(b) No administrative stay is available following a final decision of the Board.
Section 3805 of Title 31, United States Code, authorizes judicial review by an appropriate United States District Court of a final decision of the Board imposing penalties or assessments under this subpart and specifies the procedures for such review.
Sections 3806 and 3808(b) of Title 31, United States Code, authorize actions for collection of civil penalties and assessments imposed under this subpart and specify the procedures for such actions.
The amount of any penalty or assessment which has become final, or for which a judgment has been entered under § 308.541 or § 308.542 of this subpart, or any amount agreed upon in a compromise or settlement under § 308.545 of this subpart, may be collected by administrative offset under 31 U.S.C. 3716, except that an administrative offset may not be made under this section against a refund of an overpayment of federal taxes, then or later owing by the United States to the defendant.
All amounts collected pursuant to this subpart will be deposited as miscellaneous receipts in the Treasury of the United States, except as provided in 31 U.S.C. 3806(g).
(a) Parties may make offers of compromise or settlement at any time.
(b) The reviewing official has the exclusive authority to compromise or settle a case under this subpart at any time after the date on which the reviewing official is permitted to issue a complaint and before the date on which the ALJ issues an initial decision.
(c) The Board has exclusive authority to compromise or settle a case under this subpart any time after the date on which the ALJ issues an initial decision, except during the pendency of any review under § 308.541 of this subpart or during the pendency of any action to collect penalties and assessments under § 308.542 of this subpart.
(d) The Attorney General has exclusive authority to compromise or settle a case under this subpart during the pendency of any review under § 308.541 of this subpart or of any action to recover penalties and assessments under 31 U.S.C. 3806.
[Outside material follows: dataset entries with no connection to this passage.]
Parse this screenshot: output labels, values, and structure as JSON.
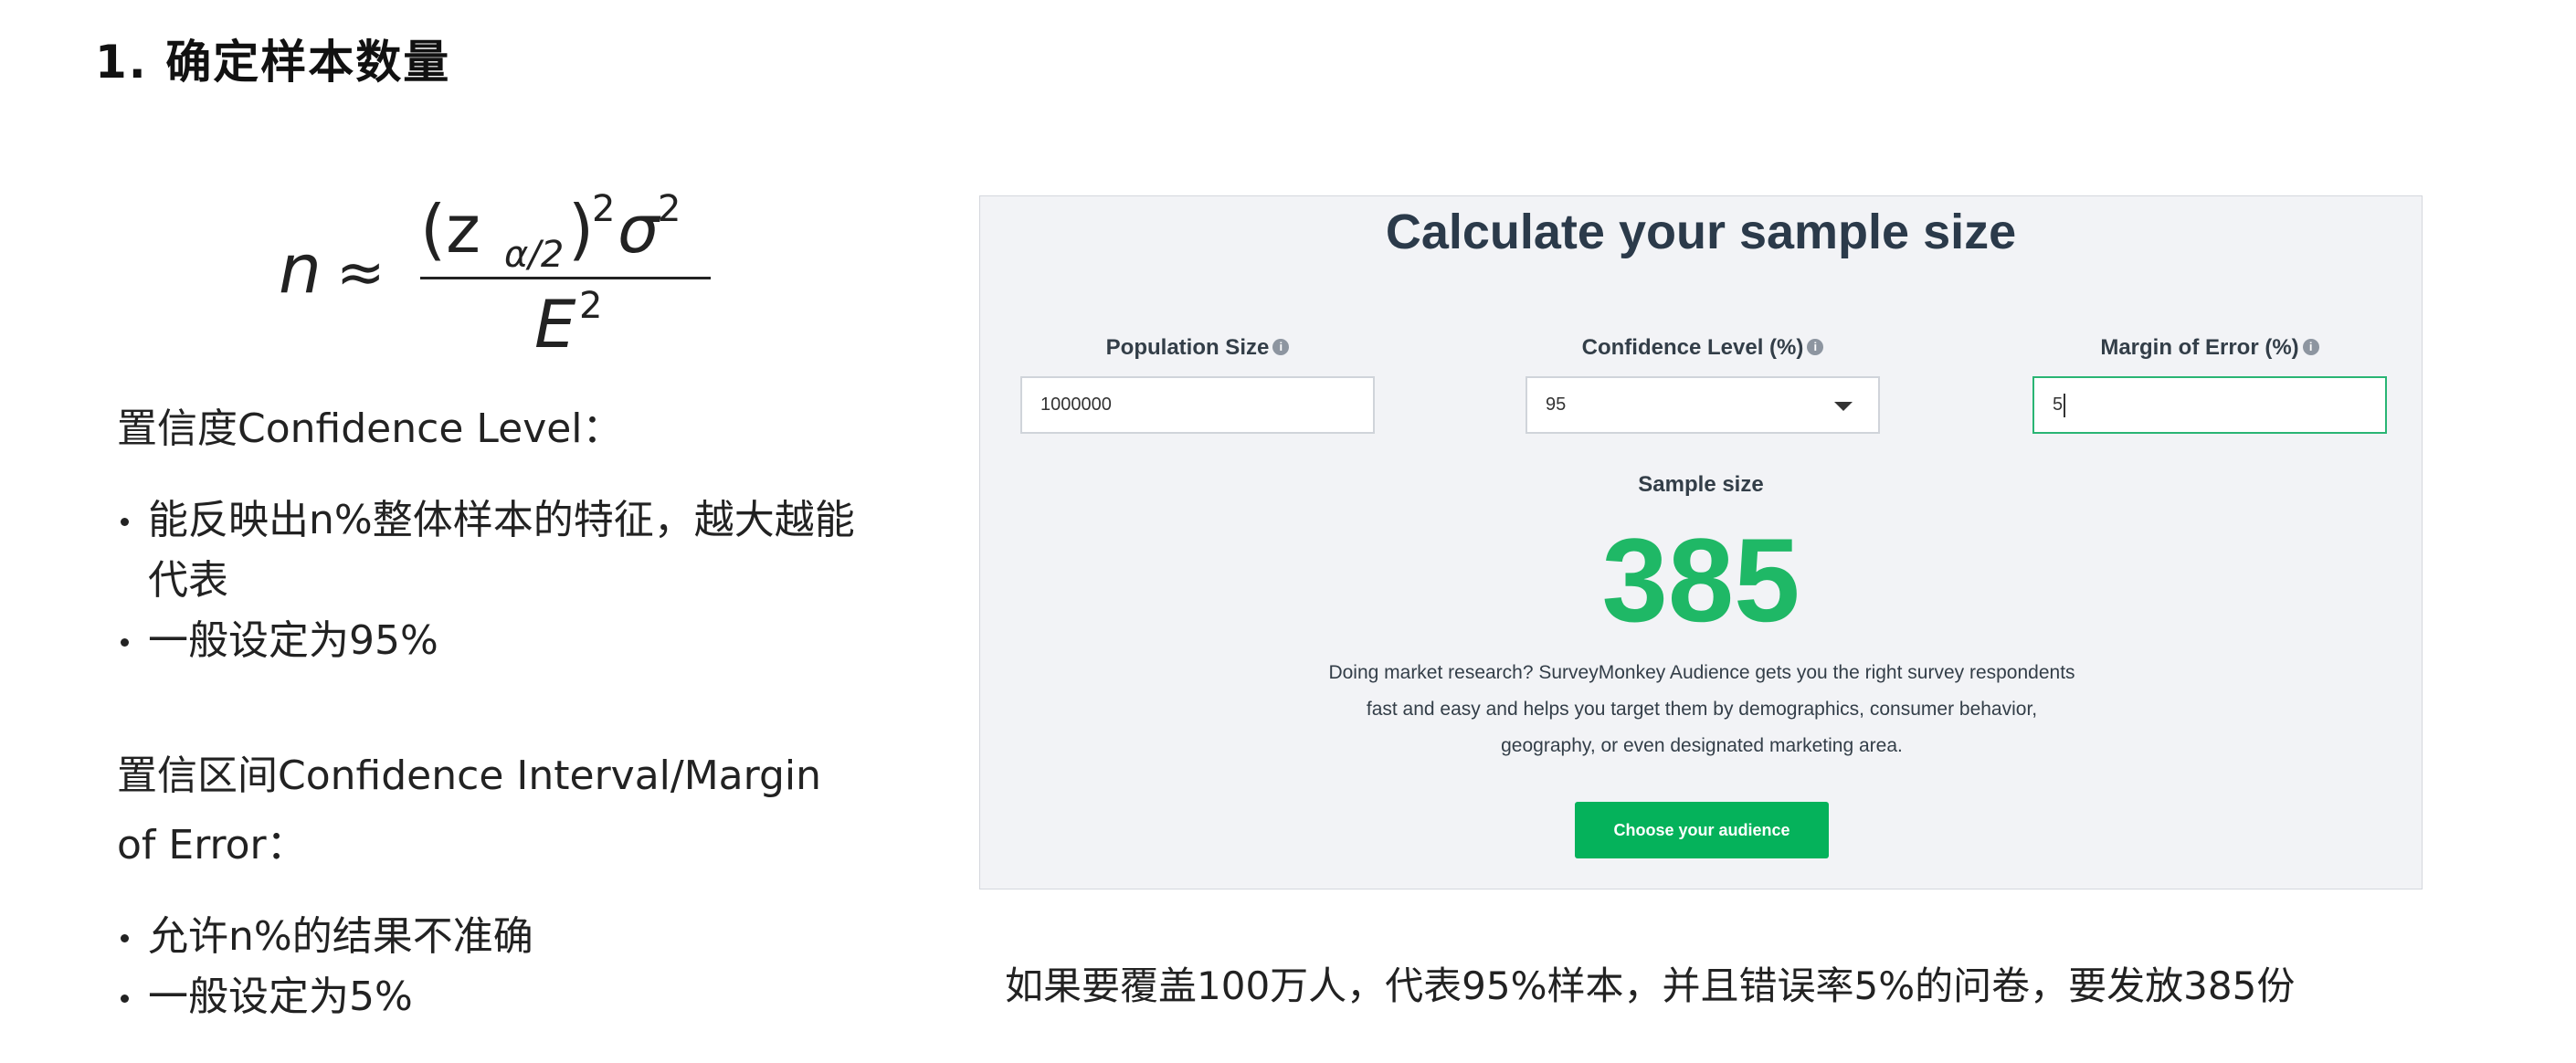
{
  "heading": "1. 确定样本数量",
  "confidence_level": {
    "title": "置信度Confidence Level：",
    "bullets": [
      "能反映出n%整体样本的特征，越大越能代表",
      "一般设定为95%"
    ]
  },
  "confidence_interval": {
    "title": "置信区间Confidence Interval/Margin of Error：",
    "bullets": [
      "允许n%的结果不准确",
      "一般设定为5%"
    ]
  },
  "calculator": {
    "title": "Calculate your sample size",
    "population_label": "Population Size",
    "population_value": "1000000",
    "confidence_label": "Confidence Level (%)",
    "confidence_value": "95",
    "margin_label": "Margin of Error (%)",
    "margin_value": "5",
    "sample_label": "Sample size",
    "sample_value": "385",
    "description": "Doing market research? SurveyMonkey Audience gets you the right survey respondents fast and easy and helps you target them by demographics, consumer behavior, geography, or even designated marketing area.",
    "cta_label": "Choose your audience",
    "info_glyph": "i"
  },
  "conclusion": "如果要覆盖100万人，代表95%样本，并且错误率5%的问卷，要发放385份",
  "colors": {
    "accent_green": "#05b25b",
    "sample_number_green": "#1fb866",
    "panel_bg": "#f2f3f6"
  }
}
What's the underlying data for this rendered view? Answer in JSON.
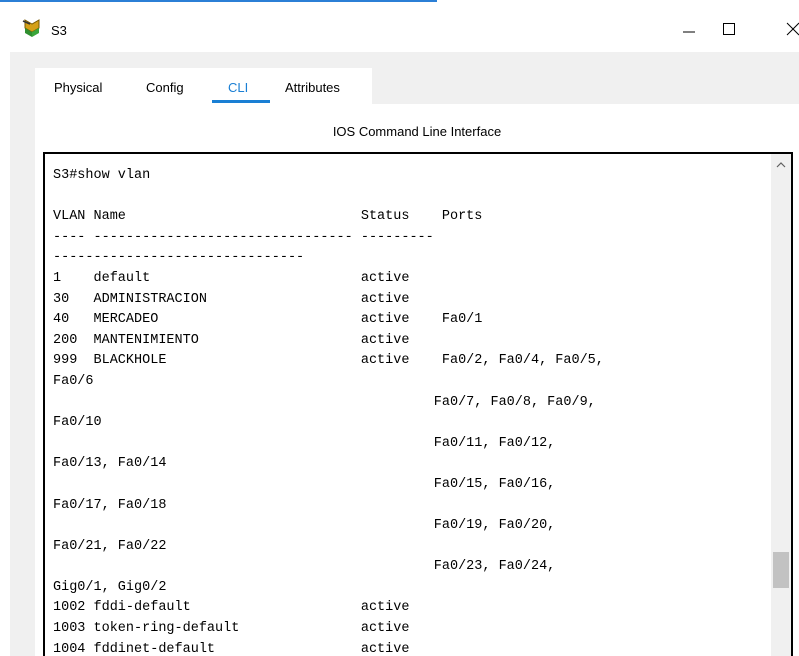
{
  "window": {
    "title": "S3",
    "icon": "switch-network-icon",
    "controls": {
      "minimize": "—",
      "maximize": "☐",
      "close": "✕"
    }
  },
  "tabs": [
    {
      "label": "Physical",
      "active": false
    },
    {
      "label": "Config",
      "active": false
    },
    {
      "label": "CLI",
      "active": true
    },
    {
      "label": "Attributes",
      "active": false
    }
  ],
  "panel": {
    "title": "IOS Command Line Interface"
  },
  "terminal": {
    "lines": [
      "S3#show vlan",
      "",
      "VLAN Name                             Status    Ports",
      "---- -------------------------------- ---------",
      "-------------------------------",
      "1    default                          active",
      "30   ADMINISTRACION                   active",
      "40   MERCADEO                         active    Fa0/1",
      "200  MANTENIMIENTO                    active",
      "999  BLACKHOLE                        active    Fa0/2, Fa0/4, Fa0/5,",
      "Fa0/6",
      "                                               Fa0/7, Fa0/8, Fa0/9,",
      "Fa0/10",
      "                                               Fa0/11, Fa0/12,",
      "Fa0/13, Fa0/14",
      "                                               Fa0/15, Fa0/16,",
      "Fa0/17, Fa0/18",
      "                                               Fa0/19, Fa0/20,",
      "Fa0/21, Fa0/22",
      "                                               Fa0/23, Fa0/24,",
      "Gig0/1, Gig0/2",
      "1002 fddi-default                     active",
      "1003 token-ring-default               active",
      "1004 fddinet-default                  active"
    ]
  },
  "colors": {
    "accent": "#1a7fd4",
    "tabs_background": "#f0f0f0"
  }
}
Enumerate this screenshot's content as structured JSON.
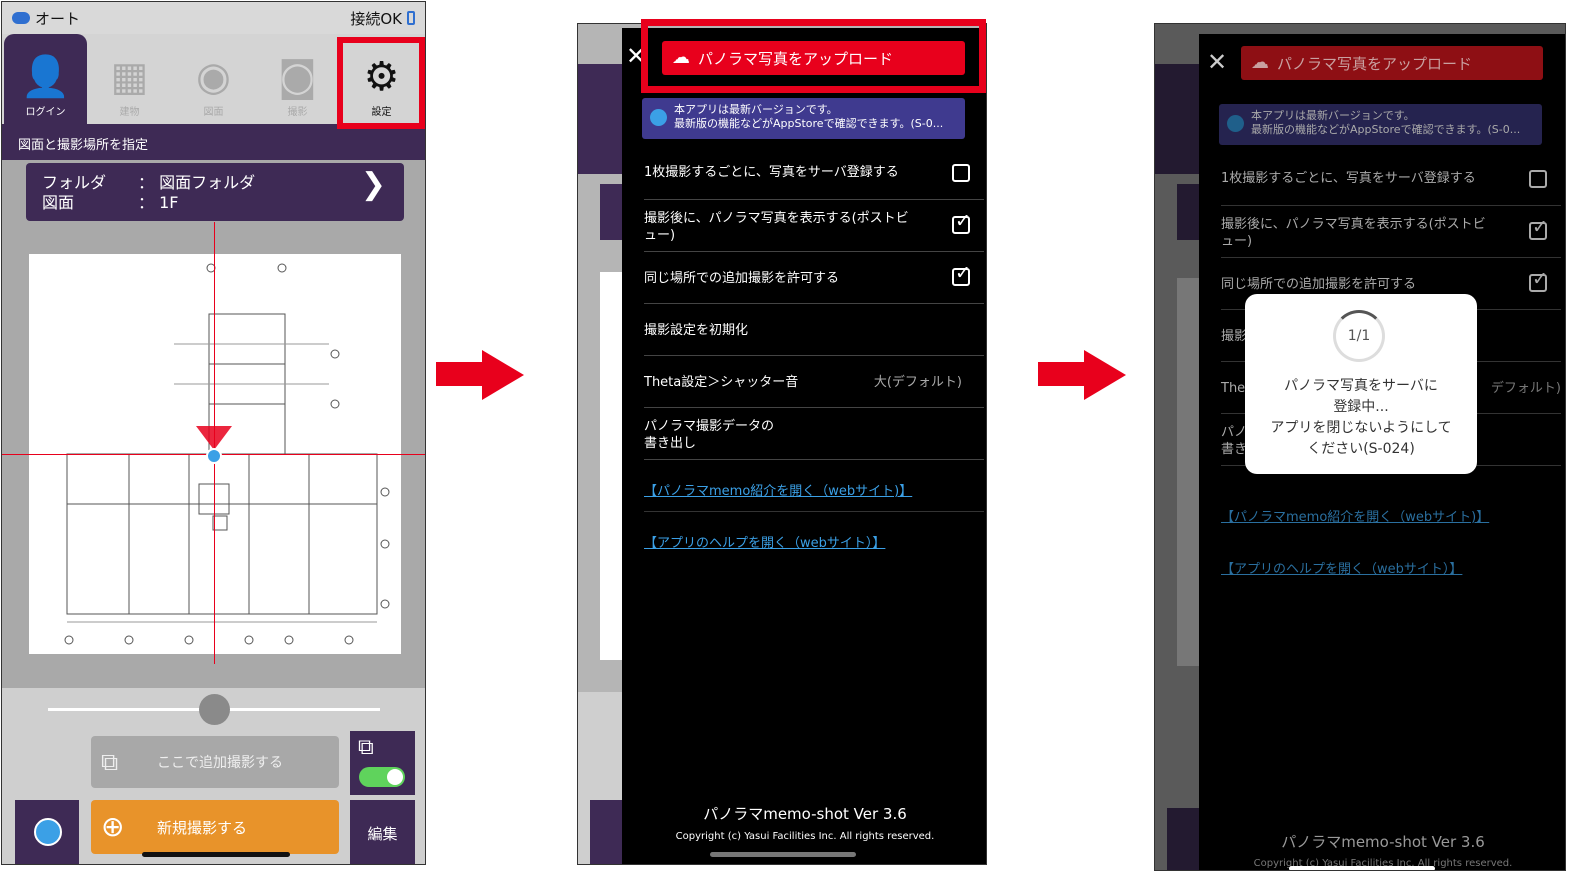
{
  "screen1": {
    "status": {
      "left": "オート",
      "right": "接続OK"
    },
    "tabs": [
      "ログイン",
      "建物",
      "図面",
      "撮影",
      "設定"
    ],
    "subtitle": "図面と撮影場所を指定",
    "folder": {
      "folder_label": "フォルダ",
      "folder_value": "図面フォルダ",
      "plan_label": "図面",
      "plan_value": "1F",
      "sep": "："
    },
    "add_button": "ここで追加撮影する",
    "new_button": "新規撮影する",
    "edit_button": "編集"
  },
  "menu": {
    "upload_button": "パノラマ写真をアップロード",
    "version_line1": "本アプリは最新バージョンです。",
    "version_line2": "最新版の機能などがAppStoreで確認できます。(S-0...",
    "rows": [
      {
        "label": "1枚撮影するごとに、写真をサーバ登録する",
        "checked": false
      },
      {
        "label": "撮影後に、パノラマ写真を表示する(ポストビュー)",
        "checked": true
      },
      {
        "label": "同じ場所での追加撮影を許可する",
        "checked": true
      },
      {
        "label": "撮影設定を初期化"
      },
      {
        "label": "Theta設定＞シャッター音",
        "value": "大(デフォルト)"
      },
      {
        "label": "パノラマ撮影データの書き出し"
      }
    ],
    "link1": "【パノラマmemo紹介を開く（webサイト)】",
    "link2": "【アプリのヘルプを開く（webサイト）】",
    "version": "パノラマmemo-shot Ver 3.6",
    "copyright": "Copyright (c) Yasui Facilities Inc. All rights reserved."
  },
  "screen3": {
    "peek_close": "✕",
    "progress": "1/1",
    "dialog_line1": "パノラマ写真をサーバに",
    "dialog_line2": "登録中...",
    "dialog_line3": "アプリを閉じないようにして",
    "dialog_line4": "ください(S-024)",
    "row_partial_1": "撮影",
    "row_partial_2": "The",
    "row_partial_2_val": "デフォルト)",
    "row_partial_3a": "パノ",
    "row_partial_3b": "書き"
  },
  "colors": {
    "accent": "#e8001c",
    "nav": "#3e2a55",
    "orange": "#e8932a",
    "link": "#3ba0e6"
  }
}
(e) The investigating official may recommend settlement terms to the reviewing official, the Board, or the Attorney General, as appropriate. The reviewing official may recommend settlement terms to the Board, or the Attorney General, as appropriate.
(f) Any compromise or settlement must be in writing.
(a) The notice of hearing with respect to a claim or statement will be served in the manner specified in § 308.507 of this subpart within 6 years after the date on which such claim or statement is made.
(b) If the defendant fails to file a timely answer, service of notice under § 308.509(b) of this subpart will be deemed a notice of a hearing for purposes of this section.
(c) The statute of limitations may be extended by agreement of the parties.
By order of the Board of Directors.
Dated at Washington, DC, this 19th day of January, 2001.
Federal Deposit Insurance Corporation.
Robert E. Feldman,
1. The Program Fraud Civil Remedies Act was originally enacted as subtitle VI(B) of the Omnibus Budget Reconciliation Act of 1986 (Pub. L. 99-509, 100 Stat. 1874) and is codified at 31 U.S.C. 3801 et seq.Back to Citation
2. The Byrd Amendment prohibits recipients of federal contracts, grants, loans, or cooperative agreements from using funds appropriated by any act for lobbying of agency officials or employees and members of Congress in connection with the making, awarding, extension, continuation, renewal, amendment or modification of any federal contract, grant, loan, or cooperative agreement. The Byrd Amendment also provides for certain disclosures, declarations and/or certifications concerning lobbying activities, in connection with federal contracts, grants, or loans, whether or not appropriated funds are used. These requirements apply to all persons who request or receive a federal contract, grant, or cooperative agreement valued at $100,000 or greater, and persons who request or receive a loan of at least $150,000.Back to Citation
[FR Doc. 01-3168 Filed 2-6-01; 8:45 am]
BILLING CODE 6714-01-P